### WORK TO COMPLETE
The output should contain the listing word for word and no pictures.

### EXTRACTED RECORDS
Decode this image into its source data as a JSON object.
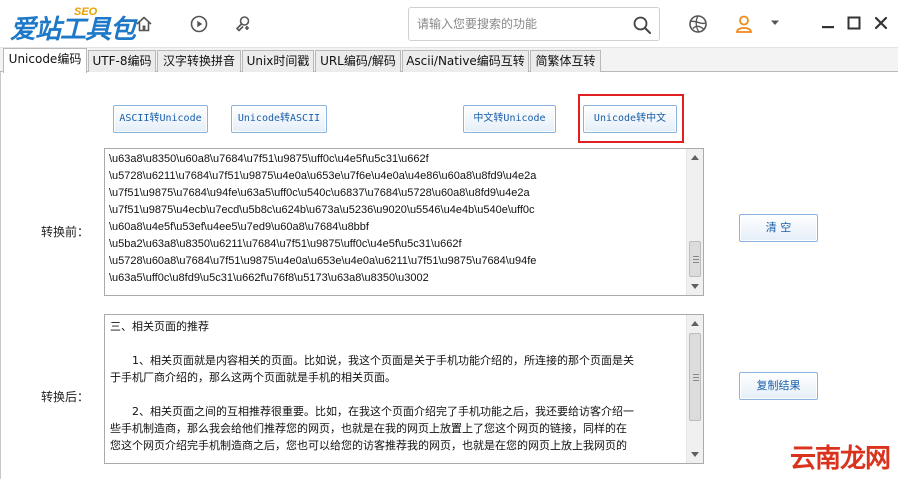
{
  "app": {
    "logo_text": "爱站工具包",
    "logo_sup": "SEO",
    "search": {
      "placeholder": "请输入您要搜索的功能"
    }
  },
  "tabs": [
    {
      "label": "Unicode编码",
      "active": true
    },
    {
      "label": "UTF-8编码"
    },
    {
      "label": "汉字转换拼音"
    },
    {
      "label": "Unix时间戳"
    },
    {
      "label": "URL编码/解码"
    },
    {
      "label": "Ascii/Native编码互转"
    },
    {
      "label": "简繁体互转"
    }
  ],
  "buttons": {
    "ascii_to_unicode": "ASCII转Unicode",
    "unicode_to_ascii": "Unicode转ASCII",
    "chinese_to_unicode": "中文转Unicode",
    "unicode_to_chinese": "Unicode转中文",
    "clear": "清 空",
    "copy_result": "复制结果"
  },
  "labels": {
    "before": "转换前：",
    "after": "转换后："
  },
  "input_lines": [
    "\\u63a8\\u8350\\u60a8\\u7684\\u7f51\\u9875\\uff0c\\u4e5f\\u5c31\\u662f",
    "\\u5728\\u6211\\u7684\\u7f51\\u9875\\u4e0a\\u653e\\u7f6e\\u4e0a\\u4e86\\u60a8\\u8fd9\\u4e2a",
    "\\u7f51\\u9875\\u7684\\u94fe\\u63a5\\uff0c\\u540c\\u6837\\u7684\\u5728\\u60a8\\u8fd9\\u4e2a",
    "\\u7f51\\u9875\\u4ecb\\u7ecd\\u5b8c\\u624b\\u673a\\u5236\\u9020\\u5546\\u4e4b\\u540e\\uff0c",
    "\\u60a8\\u4e5f\\u53ef\\u4ee5\\u7ed9\\u60a8\\u7684\\u8bbf",
    "\\u5ba2\\u63a8\\u8350\\u6211\\u7684\\u7f51\\u9875\\uff0c\\u4e5f\\u5c31\\u662f",
    "\\u5728\\u60a8\\u7684\\u7f51\\u9875\\u4e0a\\u653e\\u4e0a\\u6211\\u7f51\\u9875\\u7684\\u94fe",
    "\\u63a5\\uff0c\\u8fd9\\u5c31\\u662f\\u76f8\\u5173\\u63a8\\u8350\\u3002"
  ],
  "output": {
    "heading": "三、相关页面的推荐",
    "lines": [
      "1、相关页面就是内容相关的页面。比如说，我这个页面是关于手机功能介绍的，所连接的那个页面是关",
      "于手机厂商介绍的，那么这两个页面就是手机的相关页面。",
      "2、相关页面之间的互相推荐很重要。比如，在我这个页面介绍完了手机功能之后，我还要给访客介绍一",
      "些手机制造商，那么我会给他们推荐您的网页，也就是在我的网页上放置上了您这个网页的链接，同样的在",
      "您这个网页介绍完手机制造商之后，您也可以给您的访客推荐我的网页，也就是在您的网页上放上我网页的"
    ]
  },
  "watermark": "云南龙网",
  "colors": {
    "accent": "#1e78c8",
    "highlight": "#e02020",
    "watermark": "#d9331e"
  }
}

### OUTPUT OF THE EXERCISE
Decode this image into its source data as a JSON object.
{
  "app": {
    "logo_text": "爱站工具包",
    "logo_sup": "SEO",
    "search": {
      "placeholder": "请输入您要搜索的功能"
    }
  },
  "tabs": [
    {
      "label": "Unicode编码",
      "active": true
    },
    {
      "label": "UTF-8编码"
    },
    {
      "label": "汉字转换拼音"
    },
    {
      "label": "Unix时间戳"
    },
    {
      "label": "URL编码/解码"
    },
    {
      "label": "Ascii/Native编码互转"
    },
    {
      "label": "简繁体互转"
    }
  ],
  "buttons": {
    "ascii_to_unicode": "ASCII转Unicode",
    "unicode_to_ascii": "Unicode转ASCII",
    "chinese_to_unicode": "中文转Unicode",
    "unicode_to_chinese": "Unicode转中文",
    "clear": "清 空",
    "copy_result": "复制结果"
  },
  "labels": {
    "before": "转换前：",
    "after": "转换后："
  },
  "input_lines": [
    "\\u63a8\\u8350\\u60a8\\u7684\\u7f51\\u9875\\uff0c\\u4e5f\\u5c31\\u662f",
    "\\u5728\\u6211\\u7684\\u7f51\\u9875\\u4e0a\\u653e\\u7f6e\\u4e0a\\u4e86\\u60a8\\u8fd9\\u4e2a",
    "\\u7f51\\u9875\\u7684\\u94fe\\u63a5\\uff0c\\u540c\\u6837\\u7684\\u5728\\u60a8\\u8fd9\\u4e2a",
    "\\u7f51\\u9875\\u4ecb\\u7ecd\\u5b8c\\u624b\\u673a\\u5236\\u9020\\u5546\\u4e4b\\u540e\\uff0c",
    "\\u60a8\\u4e5f\\u53ef\\u4ee5\\u7ed9\\u60a8\\u7684\\u8bbf",
    "\\u5ba2\\u63a8\\u8350\\u6211\\u7684\\u7f51\\u9875\\uff0c\\u4e5f\\u5c31\\u662f",
    "\\u5728\\u60a8\\u7684\\u7f51\\u9875\\u4e0a\\u653e\\u4e0a\\u6211\\u7f51\\u9875\\u7684\\u94fe",
    "\\u63a5\\uff0c\\u8fd9\\u5c31\\u662f\\u76f8\\u5173\\u63a8\\u8350\\u3002"
  ],
  "output": {
    "heading": "三、相关页面的推荐",
    "lines": [
      "1、相关页面就是内容相关的页面。比如说，我这个页面是关于手机功能介绍的，所连接的那个页面是关",
      "于手机厂商介绍的，那么这两个页面就是手机的相关页面。",
      "2、相关页面之间的互相推荐很重要。比如，在我这个页面介绍完了手机功能之后，我还要给访客介绍一",
      "些手机制造商，那么我会给他们推荐您的网页，也就是在我的网页上放置上了您这个网页的链接，同样的在",
      "您这个网页介绍完手机制造商之后，您也可以给您的访客推荐我的网页，也就是在您的网页上放上我网页的"
    ]
  },
  "watermark": "云南龙网",
  "colors": {
    "accent": "#1e78c8",
    "highlight": "#e02020",
    "watermark": "#d9331e"
  }
}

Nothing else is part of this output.